- _EXERCISE REQUIREMENTS_:
Whenever a line in the entries includes the word "index", copy that line out.

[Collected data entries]
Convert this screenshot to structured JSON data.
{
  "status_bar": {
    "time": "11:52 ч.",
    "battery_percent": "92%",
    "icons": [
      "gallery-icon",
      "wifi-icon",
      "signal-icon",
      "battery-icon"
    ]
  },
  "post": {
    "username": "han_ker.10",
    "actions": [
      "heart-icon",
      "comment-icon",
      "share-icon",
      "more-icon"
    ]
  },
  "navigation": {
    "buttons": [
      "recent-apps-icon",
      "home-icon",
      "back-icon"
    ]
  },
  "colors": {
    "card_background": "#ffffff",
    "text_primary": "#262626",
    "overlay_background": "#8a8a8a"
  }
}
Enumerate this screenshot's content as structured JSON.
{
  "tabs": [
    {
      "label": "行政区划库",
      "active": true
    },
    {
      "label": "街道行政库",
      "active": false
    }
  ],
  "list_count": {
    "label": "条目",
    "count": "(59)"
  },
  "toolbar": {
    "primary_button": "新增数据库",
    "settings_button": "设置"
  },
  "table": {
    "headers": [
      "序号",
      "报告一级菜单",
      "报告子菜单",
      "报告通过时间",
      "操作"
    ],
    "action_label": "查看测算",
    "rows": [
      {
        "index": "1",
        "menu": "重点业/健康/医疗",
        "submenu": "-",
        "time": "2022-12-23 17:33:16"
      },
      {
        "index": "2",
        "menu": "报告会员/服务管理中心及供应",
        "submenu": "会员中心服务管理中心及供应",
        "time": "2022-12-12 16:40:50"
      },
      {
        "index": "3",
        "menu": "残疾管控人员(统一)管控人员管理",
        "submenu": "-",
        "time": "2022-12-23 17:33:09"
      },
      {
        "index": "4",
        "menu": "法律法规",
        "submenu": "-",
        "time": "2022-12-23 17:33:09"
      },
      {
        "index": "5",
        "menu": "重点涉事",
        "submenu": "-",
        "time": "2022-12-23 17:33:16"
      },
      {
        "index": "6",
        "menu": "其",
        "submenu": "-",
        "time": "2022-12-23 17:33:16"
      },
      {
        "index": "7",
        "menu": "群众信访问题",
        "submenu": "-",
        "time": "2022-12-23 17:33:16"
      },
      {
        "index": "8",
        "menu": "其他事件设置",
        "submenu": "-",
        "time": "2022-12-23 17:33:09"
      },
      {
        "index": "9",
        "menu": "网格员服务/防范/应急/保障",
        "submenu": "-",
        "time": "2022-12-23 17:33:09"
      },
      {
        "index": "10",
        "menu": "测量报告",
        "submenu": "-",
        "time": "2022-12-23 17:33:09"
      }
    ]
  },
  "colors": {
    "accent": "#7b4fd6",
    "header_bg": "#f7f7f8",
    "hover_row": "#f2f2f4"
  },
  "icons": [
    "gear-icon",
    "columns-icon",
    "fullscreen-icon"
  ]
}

- _RESPONSE BELOW_:
        "index": "1",
        "index": "2",
        "index": "3",
        "index": "4",
        "index": "5",
        "index": "6",
        "index": "7",
        "index": "8",
        "index": "9",
        "index": "10",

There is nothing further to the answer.